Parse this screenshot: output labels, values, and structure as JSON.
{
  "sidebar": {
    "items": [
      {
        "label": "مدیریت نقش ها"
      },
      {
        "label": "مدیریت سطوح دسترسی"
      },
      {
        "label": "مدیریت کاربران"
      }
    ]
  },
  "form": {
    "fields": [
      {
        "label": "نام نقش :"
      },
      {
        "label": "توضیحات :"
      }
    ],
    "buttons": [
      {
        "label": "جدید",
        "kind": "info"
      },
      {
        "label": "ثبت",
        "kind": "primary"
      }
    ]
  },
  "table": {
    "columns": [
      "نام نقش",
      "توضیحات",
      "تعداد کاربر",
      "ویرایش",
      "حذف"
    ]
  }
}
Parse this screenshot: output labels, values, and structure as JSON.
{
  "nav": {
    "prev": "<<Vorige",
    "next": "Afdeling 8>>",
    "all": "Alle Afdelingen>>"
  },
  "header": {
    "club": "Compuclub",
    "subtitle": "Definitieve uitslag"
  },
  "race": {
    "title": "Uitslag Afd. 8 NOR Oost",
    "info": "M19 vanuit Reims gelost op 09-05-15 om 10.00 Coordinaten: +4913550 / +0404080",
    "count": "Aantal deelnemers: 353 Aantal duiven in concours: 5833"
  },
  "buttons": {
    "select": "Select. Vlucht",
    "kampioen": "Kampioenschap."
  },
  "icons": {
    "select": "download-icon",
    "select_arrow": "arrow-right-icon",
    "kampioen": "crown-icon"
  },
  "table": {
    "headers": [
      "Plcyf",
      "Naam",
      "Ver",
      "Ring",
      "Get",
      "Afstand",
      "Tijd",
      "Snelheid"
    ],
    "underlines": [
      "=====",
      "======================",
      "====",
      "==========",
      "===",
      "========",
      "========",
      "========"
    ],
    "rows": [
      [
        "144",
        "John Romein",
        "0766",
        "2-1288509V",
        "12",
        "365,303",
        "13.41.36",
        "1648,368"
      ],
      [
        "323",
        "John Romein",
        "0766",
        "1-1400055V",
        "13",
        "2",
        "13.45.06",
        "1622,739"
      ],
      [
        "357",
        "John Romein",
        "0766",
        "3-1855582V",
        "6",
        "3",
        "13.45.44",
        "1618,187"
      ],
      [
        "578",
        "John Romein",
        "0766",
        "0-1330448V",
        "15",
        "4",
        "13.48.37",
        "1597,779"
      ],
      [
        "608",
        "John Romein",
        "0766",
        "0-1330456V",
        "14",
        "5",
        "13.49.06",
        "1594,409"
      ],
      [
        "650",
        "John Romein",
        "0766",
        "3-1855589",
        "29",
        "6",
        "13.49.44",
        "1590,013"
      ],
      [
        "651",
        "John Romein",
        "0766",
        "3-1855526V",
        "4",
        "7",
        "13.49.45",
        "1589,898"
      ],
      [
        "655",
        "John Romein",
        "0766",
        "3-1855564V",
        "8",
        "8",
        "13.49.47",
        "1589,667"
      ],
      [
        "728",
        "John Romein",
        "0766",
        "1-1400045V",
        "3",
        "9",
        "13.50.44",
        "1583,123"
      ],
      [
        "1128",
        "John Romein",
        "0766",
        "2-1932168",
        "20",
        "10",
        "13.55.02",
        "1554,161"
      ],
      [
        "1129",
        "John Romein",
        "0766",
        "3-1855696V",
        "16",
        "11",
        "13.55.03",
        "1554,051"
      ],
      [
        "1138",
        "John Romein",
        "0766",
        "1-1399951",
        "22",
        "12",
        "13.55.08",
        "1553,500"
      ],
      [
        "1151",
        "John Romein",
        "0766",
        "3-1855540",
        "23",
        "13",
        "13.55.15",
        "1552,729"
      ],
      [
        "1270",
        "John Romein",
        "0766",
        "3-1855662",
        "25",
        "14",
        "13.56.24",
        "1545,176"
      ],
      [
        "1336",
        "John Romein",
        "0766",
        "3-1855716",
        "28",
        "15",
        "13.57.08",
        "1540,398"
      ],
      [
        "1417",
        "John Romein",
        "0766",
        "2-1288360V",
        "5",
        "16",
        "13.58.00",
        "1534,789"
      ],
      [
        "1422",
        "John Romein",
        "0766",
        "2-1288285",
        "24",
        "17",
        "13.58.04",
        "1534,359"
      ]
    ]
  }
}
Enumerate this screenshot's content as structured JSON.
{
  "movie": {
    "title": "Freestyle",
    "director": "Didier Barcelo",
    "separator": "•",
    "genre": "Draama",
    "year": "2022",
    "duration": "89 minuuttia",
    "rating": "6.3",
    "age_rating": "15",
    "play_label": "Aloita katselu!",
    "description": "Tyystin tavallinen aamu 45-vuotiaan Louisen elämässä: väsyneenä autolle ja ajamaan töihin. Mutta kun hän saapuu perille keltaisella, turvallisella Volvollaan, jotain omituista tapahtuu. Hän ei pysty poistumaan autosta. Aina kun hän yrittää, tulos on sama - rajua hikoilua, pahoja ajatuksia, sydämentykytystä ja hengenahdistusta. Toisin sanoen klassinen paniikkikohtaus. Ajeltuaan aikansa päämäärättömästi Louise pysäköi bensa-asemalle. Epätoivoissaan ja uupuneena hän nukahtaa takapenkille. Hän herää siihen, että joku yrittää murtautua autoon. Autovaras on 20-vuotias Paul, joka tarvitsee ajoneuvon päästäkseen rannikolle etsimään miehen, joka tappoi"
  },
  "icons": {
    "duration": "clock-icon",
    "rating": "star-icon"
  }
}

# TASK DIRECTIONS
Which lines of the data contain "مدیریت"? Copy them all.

# RESULT FOR THIS EXERCISE
        "label": "مدیریت نقش ها"
        "label": "مدیریت سطوح دسترسی"
        "label": "مدیریت کاربران"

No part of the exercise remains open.